▶ [Work required]
In how many lines of the material below does the string "JSON" appear? Answer with a single number.

=====

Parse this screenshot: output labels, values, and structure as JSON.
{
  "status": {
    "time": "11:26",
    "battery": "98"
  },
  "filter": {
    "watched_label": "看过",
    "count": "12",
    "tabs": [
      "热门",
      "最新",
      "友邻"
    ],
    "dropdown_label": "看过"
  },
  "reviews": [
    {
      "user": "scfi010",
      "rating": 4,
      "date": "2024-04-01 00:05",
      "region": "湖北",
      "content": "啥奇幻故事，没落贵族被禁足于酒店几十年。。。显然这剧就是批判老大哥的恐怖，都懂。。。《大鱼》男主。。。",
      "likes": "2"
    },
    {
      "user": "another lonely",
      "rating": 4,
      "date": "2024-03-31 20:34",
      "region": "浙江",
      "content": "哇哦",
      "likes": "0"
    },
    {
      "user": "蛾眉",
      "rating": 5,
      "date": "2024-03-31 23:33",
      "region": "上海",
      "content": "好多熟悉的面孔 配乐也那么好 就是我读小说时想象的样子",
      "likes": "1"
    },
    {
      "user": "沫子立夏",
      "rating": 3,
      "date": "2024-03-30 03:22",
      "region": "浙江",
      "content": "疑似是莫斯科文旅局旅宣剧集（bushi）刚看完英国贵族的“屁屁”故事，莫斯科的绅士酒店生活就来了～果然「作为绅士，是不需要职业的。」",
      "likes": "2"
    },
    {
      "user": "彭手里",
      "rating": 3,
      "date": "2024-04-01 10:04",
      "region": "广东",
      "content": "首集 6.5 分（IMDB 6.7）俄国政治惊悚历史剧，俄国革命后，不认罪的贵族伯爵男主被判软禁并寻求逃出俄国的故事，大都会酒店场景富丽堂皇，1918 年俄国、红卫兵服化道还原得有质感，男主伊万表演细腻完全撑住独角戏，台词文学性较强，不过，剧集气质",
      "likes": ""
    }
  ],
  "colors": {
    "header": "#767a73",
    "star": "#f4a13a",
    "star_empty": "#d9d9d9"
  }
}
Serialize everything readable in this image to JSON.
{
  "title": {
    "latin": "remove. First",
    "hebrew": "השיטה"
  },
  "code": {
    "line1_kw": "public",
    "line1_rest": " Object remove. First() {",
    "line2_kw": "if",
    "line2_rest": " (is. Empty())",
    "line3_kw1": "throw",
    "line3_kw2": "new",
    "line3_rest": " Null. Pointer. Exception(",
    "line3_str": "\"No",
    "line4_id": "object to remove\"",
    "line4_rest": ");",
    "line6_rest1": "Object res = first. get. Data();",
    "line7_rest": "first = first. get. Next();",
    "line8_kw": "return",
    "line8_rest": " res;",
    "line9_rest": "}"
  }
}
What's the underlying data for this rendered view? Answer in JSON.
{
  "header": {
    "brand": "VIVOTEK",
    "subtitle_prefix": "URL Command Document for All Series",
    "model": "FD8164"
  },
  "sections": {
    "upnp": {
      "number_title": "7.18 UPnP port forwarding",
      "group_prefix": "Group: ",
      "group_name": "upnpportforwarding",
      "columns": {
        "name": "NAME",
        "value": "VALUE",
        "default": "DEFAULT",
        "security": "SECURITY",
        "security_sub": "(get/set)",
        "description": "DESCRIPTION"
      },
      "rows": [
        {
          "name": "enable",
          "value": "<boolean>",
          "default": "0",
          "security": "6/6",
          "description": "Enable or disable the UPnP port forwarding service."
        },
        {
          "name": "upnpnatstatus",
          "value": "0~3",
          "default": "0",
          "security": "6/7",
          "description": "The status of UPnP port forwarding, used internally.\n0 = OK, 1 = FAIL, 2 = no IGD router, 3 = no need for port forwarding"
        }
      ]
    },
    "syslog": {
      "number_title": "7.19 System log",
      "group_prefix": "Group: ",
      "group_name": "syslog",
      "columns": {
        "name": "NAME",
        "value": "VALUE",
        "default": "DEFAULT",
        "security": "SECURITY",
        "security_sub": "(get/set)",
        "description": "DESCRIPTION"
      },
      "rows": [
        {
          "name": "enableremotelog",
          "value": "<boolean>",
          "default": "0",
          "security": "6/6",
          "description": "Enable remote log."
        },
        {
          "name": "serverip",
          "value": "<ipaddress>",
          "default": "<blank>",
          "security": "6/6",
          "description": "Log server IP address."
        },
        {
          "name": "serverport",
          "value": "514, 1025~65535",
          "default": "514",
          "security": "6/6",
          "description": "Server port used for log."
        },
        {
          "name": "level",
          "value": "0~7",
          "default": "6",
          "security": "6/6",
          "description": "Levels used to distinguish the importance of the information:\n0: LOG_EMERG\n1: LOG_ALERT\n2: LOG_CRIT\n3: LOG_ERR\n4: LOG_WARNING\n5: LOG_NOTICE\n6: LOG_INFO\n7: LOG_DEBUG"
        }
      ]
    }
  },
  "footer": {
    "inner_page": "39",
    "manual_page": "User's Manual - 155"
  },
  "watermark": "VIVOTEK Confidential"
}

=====

▶ [Response area]
3